There isn’t a single mechanism that governs the polar regions. The Antarctic is currently governed by the Antarctic Treaty System. The treaty established this region as an international zone of cooperation. It banned military activity and nuclear testing and encouraged the exchange of scientific knowledge. The treaty originally had 12 signatories, most with historical territorial claims, and it now has 53 signatories. Although the treaty does not expire there are numerous challenges to the current system of governance, including but not limited to bioprospecting, climate change, and increased tourist and NGO activities. There is also lobbying to alter current bans on mineral exploitation and oil drilling in the region, covered by the Madrid Protocol, which comes up for review in 2048.
As for the Arctic, it is subject to a complex system of local, regional, national, and international systems of governance.
How are the challenges of governance developing now that climate change is transforming the polar regions?
It is often assumed that climate change will have positive impacts on the economic opportunities in the polar regions, particularly in relation to natural resource extraction, tourism, and shipping in the Arctic. These assumptions have increased international attention and interest in the region, but the reality of the situation is much more complex.
Despite the melting ice and retreating glaciers, natural resources in the Arctic remain exceedingly difficult and costly to access, extract, and transport. These challenges are exacerbated by the fact that much of the Arctic’s infrastructure is built on permafrost, and as temperatures rise, roads and buildings become unstable.
Similarly, some have pointed to increased tourism in the Arctic as a source of financial gain for the region; however, increased tourism could have significant negative impacts on the fragile environment.
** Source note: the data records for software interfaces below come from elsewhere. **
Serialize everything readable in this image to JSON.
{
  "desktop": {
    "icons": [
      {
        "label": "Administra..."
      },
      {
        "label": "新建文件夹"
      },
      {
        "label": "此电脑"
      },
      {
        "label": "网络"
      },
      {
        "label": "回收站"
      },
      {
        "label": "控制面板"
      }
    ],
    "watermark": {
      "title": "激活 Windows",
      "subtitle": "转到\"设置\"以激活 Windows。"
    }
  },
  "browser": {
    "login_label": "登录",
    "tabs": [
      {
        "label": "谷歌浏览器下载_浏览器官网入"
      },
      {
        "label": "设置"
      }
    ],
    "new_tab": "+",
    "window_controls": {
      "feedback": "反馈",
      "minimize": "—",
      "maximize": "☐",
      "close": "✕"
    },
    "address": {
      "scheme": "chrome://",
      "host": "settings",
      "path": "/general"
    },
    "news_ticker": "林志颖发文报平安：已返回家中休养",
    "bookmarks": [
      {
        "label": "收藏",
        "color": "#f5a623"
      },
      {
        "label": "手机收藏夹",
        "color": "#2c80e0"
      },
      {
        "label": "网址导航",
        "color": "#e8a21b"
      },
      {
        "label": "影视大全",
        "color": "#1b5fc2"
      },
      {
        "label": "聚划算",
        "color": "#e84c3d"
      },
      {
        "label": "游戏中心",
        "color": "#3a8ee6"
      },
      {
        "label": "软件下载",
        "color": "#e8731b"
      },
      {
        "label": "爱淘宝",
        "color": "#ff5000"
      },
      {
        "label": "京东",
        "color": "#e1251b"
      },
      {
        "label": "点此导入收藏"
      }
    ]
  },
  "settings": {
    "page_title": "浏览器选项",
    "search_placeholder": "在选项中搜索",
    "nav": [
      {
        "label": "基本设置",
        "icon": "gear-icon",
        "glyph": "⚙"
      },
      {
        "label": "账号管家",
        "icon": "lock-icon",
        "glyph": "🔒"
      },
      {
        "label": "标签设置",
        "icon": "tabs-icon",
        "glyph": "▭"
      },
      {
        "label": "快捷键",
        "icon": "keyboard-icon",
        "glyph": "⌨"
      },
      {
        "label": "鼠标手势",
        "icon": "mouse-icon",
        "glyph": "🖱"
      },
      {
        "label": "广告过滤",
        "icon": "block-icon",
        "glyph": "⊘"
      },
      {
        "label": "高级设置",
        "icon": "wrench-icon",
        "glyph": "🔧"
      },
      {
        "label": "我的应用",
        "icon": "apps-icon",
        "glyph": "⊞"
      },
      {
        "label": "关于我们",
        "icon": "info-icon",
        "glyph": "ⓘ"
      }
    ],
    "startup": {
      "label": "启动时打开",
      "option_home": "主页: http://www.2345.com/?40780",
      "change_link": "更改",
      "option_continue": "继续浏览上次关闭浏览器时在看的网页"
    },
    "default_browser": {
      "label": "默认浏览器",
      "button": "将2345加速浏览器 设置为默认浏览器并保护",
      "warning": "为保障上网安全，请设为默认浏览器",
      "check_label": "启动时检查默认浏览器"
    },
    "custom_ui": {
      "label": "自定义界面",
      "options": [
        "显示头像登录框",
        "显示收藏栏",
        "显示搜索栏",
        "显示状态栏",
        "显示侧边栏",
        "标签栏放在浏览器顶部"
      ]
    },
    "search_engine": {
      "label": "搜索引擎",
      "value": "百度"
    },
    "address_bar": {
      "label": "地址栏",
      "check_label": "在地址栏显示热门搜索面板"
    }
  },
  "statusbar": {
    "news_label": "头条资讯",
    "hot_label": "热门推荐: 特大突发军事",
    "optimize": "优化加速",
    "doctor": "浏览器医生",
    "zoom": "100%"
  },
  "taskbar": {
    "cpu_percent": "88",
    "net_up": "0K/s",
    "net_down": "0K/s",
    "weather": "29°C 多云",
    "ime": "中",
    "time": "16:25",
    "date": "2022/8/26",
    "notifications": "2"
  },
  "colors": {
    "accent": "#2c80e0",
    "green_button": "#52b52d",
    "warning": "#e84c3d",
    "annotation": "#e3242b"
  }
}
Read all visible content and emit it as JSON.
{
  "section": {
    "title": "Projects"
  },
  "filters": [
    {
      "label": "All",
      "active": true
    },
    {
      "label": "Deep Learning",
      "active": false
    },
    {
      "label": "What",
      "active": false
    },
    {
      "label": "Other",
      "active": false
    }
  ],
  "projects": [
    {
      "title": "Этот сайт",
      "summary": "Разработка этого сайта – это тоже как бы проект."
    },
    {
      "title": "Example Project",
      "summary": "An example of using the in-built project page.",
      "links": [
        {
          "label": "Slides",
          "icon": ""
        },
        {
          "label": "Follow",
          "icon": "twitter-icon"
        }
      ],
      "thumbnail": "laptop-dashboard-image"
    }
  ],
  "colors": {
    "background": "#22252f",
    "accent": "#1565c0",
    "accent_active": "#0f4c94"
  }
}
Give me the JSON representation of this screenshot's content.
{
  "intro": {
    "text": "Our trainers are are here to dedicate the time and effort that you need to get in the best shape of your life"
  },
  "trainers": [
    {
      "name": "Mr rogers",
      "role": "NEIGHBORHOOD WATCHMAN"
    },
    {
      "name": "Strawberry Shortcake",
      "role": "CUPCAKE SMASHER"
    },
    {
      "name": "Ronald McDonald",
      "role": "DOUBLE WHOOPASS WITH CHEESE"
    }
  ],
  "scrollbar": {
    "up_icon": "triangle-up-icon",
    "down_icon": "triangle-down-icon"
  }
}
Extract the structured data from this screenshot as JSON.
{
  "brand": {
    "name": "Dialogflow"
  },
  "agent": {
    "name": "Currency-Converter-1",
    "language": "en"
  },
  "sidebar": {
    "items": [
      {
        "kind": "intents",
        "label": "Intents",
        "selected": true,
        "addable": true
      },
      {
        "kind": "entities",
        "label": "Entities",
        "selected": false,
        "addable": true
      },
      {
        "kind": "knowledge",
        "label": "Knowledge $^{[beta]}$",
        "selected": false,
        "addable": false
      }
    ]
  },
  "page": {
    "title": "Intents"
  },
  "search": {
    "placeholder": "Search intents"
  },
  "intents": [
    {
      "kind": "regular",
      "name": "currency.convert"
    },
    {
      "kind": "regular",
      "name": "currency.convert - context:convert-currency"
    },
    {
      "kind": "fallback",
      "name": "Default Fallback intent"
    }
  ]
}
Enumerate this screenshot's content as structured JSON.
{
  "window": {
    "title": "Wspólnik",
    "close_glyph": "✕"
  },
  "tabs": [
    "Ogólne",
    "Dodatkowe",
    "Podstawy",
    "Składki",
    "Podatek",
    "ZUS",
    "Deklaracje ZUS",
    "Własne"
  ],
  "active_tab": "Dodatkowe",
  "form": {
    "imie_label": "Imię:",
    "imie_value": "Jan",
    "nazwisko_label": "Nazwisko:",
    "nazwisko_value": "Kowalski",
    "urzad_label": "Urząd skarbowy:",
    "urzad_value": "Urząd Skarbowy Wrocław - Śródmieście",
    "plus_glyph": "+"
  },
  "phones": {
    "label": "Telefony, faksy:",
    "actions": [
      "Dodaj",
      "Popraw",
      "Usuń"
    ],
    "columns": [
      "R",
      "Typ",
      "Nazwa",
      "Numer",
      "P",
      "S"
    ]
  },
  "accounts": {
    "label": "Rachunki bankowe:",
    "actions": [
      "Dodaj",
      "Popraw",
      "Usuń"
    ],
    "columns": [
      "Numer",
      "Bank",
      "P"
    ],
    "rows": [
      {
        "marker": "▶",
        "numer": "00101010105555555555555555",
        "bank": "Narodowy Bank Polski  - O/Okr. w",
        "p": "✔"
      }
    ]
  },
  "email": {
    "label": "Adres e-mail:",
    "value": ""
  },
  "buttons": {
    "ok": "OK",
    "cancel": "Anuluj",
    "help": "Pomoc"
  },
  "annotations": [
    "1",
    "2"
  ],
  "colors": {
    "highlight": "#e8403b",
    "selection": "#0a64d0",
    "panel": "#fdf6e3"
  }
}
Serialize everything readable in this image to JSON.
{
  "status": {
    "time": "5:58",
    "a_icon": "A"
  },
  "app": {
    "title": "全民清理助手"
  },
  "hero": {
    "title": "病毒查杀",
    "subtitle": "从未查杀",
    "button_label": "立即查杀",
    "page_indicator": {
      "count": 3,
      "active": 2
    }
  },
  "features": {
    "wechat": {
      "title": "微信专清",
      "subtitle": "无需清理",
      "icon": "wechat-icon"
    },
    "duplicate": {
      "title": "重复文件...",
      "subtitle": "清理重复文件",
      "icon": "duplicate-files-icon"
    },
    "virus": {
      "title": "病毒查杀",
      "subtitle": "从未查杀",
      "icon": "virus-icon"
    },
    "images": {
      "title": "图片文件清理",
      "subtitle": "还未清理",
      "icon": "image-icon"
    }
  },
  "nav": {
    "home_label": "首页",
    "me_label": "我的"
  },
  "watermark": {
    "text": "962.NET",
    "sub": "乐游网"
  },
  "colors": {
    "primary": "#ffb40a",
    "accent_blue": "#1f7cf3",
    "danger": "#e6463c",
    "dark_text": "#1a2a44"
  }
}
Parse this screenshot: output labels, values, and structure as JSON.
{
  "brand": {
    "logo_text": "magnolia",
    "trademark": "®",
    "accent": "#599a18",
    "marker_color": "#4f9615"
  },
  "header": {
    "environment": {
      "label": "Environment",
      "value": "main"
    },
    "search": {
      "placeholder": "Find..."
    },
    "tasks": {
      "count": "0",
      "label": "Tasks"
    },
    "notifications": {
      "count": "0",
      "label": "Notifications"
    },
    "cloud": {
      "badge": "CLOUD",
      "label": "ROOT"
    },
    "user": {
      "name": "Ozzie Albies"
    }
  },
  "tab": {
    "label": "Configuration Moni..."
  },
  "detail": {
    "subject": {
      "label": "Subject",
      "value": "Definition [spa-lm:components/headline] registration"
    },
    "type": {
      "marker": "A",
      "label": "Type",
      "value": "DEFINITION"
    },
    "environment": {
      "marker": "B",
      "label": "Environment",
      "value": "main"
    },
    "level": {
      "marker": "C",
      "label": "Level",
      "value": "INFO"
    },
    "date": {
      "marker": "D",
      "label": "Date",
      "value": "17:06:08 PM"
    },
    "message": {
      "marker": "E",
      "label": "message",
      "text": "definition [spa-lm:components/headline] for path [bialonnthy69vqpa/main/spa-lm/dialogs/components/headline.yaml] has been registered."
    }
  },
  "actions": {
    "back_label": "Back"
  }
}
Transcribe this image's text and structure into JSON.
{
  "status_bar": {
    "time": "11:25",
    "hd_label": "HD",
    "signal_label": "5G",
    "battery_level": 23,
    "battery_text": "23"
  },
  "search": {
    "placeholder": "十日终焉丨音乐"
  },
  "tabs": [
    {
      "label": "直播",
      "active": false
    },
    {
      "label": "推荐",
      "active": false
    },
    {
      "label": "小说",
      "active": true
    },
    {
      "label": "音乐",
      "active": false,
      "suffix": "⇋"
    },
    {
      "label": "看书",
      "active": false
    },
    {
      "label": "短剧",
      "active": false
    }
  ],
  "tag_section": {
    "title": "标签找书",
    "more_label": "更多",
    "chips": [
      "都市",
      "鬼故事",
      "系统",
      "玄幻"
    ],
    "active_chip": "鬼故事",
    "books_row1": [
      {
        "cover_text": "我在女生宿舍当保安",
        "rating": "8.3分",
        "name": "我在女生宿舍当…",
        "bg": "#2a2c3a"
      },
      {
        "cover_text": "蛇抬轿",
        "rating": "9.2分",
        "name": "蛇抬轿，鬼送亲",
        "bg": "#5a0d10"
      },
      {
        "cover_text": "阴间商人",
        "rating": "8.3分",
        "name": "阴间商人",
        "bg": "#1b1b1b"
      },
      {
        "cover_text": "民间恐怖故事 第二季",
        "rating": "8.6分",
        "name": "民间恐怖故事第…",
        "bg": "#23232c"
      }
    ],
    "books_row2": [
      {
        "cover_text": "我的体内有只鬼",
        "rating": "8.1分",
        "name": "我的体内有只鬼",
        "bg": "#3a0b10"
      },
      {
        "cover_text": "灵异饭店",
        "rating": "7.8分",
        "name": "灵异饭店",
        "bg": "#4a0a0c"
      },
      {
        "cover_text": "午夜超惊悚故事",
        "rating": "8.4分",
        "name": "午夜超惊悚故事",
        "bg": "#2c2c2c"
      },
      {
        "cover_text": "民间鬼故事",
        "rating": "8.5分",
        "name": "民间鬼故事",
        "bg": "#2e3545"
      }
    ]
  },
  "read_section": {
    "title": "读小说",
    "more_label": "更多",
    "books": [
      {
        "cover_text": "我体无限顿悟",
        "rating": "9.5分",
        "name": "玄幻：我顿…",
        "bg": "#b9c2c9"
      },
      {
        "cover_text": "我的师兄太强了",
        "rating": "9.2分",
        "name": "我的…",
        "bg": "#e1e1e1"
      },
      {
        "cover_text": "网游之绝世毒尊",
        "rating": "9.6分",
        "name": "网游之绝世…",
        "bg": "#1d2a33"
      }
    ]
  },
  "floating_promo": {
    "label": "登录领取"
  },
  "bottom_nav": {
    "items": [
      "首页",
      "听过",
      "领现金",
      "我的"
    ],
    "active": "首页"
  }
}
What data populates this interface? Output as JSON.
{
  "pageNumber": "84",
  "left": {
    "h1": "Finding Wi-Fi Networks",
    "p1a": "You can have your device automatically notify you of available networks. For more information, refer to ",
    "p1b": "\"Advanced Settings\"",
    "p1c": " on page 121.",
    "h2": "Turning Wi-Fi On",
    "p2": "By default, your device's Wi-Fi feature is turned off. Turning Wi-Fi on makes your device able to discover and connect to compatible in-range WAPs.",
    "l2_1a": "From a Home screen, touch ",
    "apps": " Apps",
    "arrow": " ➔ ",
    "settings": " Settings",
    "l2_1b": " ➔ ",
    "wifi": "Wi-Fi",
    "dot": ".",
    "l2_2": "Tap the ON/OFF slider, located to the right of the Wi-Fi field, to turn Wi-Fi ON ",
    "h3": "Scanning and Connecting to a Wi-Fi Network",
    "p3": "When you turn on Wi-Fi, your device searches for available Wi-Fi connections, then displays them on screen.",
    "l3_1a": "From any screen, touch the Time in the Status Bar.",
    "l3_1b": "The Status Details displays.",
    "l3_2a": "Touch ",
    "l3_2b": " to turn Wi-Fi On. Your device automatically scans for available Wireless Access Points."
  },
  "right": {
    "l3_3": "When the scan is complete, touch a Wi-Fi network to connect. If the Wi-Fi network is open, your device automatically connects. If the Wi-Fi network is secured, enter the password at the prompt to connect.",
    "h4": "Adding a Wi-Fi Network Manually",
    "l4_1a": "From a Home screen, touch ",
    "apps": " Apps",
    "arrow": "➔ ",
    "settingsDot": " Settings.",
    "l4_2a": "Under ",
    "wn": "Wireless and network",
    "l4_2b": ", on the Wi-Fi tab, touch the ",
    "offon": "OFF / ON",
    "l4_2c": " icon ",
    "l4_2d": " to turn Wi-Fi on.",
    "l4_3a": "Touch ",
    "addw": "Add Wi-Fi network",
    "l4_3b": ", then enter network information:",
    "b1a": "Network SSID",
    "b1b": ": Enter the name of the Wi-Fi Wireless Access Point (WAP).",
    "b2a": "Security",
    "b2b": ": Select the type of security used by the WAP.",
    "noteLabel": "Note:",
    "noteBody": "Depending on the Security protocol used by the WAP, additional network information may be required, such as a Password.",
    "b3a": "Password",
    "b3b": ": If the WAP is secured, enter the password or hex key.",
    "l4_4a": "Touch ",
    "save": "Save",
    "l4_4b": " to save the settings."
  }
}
In addition, although climate change is causing sea ice to melt, it is also increasing the number and size of icebergs and contributing to more volatile weather patterns and increased costal erosion – all of which increase the risks associated with shipping in the far north.
Finally, in addition to coastal erosion, climate change is affecting animal migration patterns, altering hunting and fishing practices, and affecting the use of traditional means of transportation, such as dog sleds, skiing, and snowshoeing. Conservation efforts and environmental NGOs focused on Arctic wildlife preservation are increasingly coming into conflict with the rights of indigenous peoples over how best to manage wildlife populations. In extreme cases, these factors are creating climate refugees. These refugees are members of the local populations who are no longer able to sustain traditional ways of life.
All of these factors compound the already complicated picture of local, regional, national, and international governance of the regions.
What is Cornell’s role in the North American Arctic?
Cornell’s role in the Arctic dates back to the 19th century. Ithaca and the Cornell community provided financial, expeditionary and scientific support for polar explorer Robert Peary’s numerous trips to Greenland.
Cornellians were also involved in the technological advances that made polar flight possible, including the development of airplane fuel for Richard Byrd’s Antarctic flights, along with the missile defense systems and military infrastructure that stretched across the North American Arctic during the Cold War.
Cornell’s contribution to Arctic science is reflected in the naming of the Cornell Glacier in Greenland, as well as at various locations on campus. Both Peary and Byrd attended services at Sage Chapel to commemorate the death of a Cornellian on one of Peary’s expeditions.
Today, a multi-disciplinary team of researchers led by Dr. Matthew Pritchard (Earth and Atmospheric Sciences) has digitized historic field photographs from Cornell’s expeditions to Greenland and Alaska. These images are assisting a new generation of scientists researching climate change in the high north.